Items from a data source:
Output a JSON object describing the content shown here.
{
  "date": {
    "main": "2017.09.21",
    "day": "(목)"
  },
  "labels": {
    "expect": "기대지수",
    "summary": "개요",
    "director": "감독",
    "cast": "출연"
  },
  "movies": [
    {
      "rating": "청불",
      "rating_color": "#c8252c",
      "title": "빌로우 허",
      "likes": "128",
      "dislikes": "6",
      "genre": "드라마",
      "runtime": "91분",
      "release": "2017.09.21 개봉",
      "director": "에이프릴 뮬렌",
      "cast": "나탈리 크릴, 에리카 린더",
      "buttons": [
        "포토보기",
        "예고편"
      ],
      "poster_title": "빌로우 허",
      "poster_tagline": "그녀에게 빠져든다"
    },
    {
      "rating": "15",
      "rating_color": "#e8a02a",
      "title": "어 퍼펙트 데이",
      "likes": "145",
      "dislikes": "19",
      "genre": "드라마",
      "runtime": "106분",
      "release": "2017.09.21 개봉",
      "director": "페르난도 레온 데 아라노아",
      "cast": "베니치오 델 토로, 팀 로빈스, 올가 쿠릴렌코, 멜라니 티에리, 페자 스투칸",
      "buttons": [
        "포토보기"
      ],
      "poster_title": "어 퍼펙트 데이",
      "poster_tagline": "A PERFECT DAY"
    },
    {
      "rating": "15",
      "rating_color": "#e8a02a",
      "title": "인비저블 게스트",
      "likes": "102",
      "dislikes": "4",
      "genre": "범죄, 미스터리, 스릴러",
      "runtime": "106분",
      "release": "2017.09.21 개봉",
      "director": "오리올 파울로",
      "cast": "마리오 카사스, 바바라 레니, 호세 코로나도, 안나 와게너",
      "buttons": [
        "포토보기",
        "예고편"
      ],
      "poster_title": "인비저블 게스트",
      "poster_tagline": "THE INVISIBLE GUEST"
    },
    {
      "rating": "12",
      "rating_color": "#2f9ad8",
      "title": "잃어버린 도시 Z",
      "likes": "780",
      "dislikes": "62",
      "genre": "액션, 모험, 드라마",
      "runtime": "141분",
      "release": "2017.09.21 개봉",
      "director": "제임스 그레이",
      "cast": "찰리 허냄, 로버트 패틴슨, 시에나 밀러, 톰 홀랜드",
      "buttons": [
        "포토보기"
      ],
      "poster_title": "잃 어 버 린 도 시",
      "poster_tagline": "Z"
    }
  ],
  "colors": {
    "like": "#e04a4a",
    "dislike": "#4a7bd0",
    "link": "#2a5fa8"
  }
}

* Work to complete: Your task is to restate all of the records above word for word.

* Result of the exercise:
Output a JSON object describing the content shown here.
{
  "date": {
    "main": "2017.09.21",
    "day": "(목)"
  },
  "labels": {
    "expect": "기대지수",
    "summary": "개요",
    "director": "감독",
    "cast": "출연"
  },
  "movies": [
    {
      "rating": "청불",
      "rating_color": "#c8252c",
      "title": "빌로우 허",
      "likes": "128",
      "dislikes": "6",
      "genre": "드라마",
      "runtime": "91분",
      "release": "2017.09.21 개봉",
      "director": "에이프릴 뮬렌",
      "cast": "나탈리 크릴, 에리카 린더",
      "buttons": [
        "포토보기",
        "예고편"
      ],
      "poster_title": "빌로우 허",
      "poster_tagline": "그녀에게 빠져든다"
    },
    {
      "rating": "15",
      "rating_color": "#e8a02a",
      "title": "어 퍼펙트 데이",
      "likes": "145",
      "dislikes": "19",
      "genre": "드라마",
      "runtime": "106분",
      "release": "2017.09.21 개봉",
      "director": "페르난도 레온 데 아라노아",
      "cast": "베니치오 델 토로, 팀 로빈스, 올가 쿠릴렌코, 멜라니 티에리, 페자 스투칸",
      "buttons": [
        "포토보기"
      ],
      "poster_title": "어 퍼펙트 데이",
      "poster_tagline": "A PERFECT DAY"
    },
    {
      "rating": "15",
      "rating_color": "#e8a02a",
      "title": "인비저블 게스트",
      "likes": "102",
      "dislikes": "4",
      "genre": "범죄, 미스터리, 스릴러",
      "runtime": "106분",
      "release": "2017.09.21 개봉",
      "director": "오리올 파울로",
      "cast": "마리오 카사스, 바바라 레니, 호세 코로나도, 안나 와게너",
      "buttons": [
        "포토보기",
        "예고편"
      ],
      "poster_title": "인비저블 게스트",
      "poster_tagline": "THE INVISIBLE GUEST"
    },
    {
      "rating": "12",
      "rating_color": "#2f9ad8",
      "title": "잃어버린 도시 Z",
      "likes": "780",
      "dislikes": "62",
      "genre": "액션, 모험, 드라마",
      "runtime": "141분",
      "release": "2017.09.21 개봉",
      "director": "제임스 그레이",
      "cast": "찰리 허냄, 로버트 패틴슨, 시에나 밀러, 톰 홀랜드",
      "buttons": [
        "포토보기"
      ],
      "poster_title": "잃 어 버 린 도 시",
      "poster_tagline": "Z"
    }
  ],
  "colors": {
    "like": "#e04a4a",
    "dislike": "#4a7bd0",
    "link": "#2a5fa8"
  }
}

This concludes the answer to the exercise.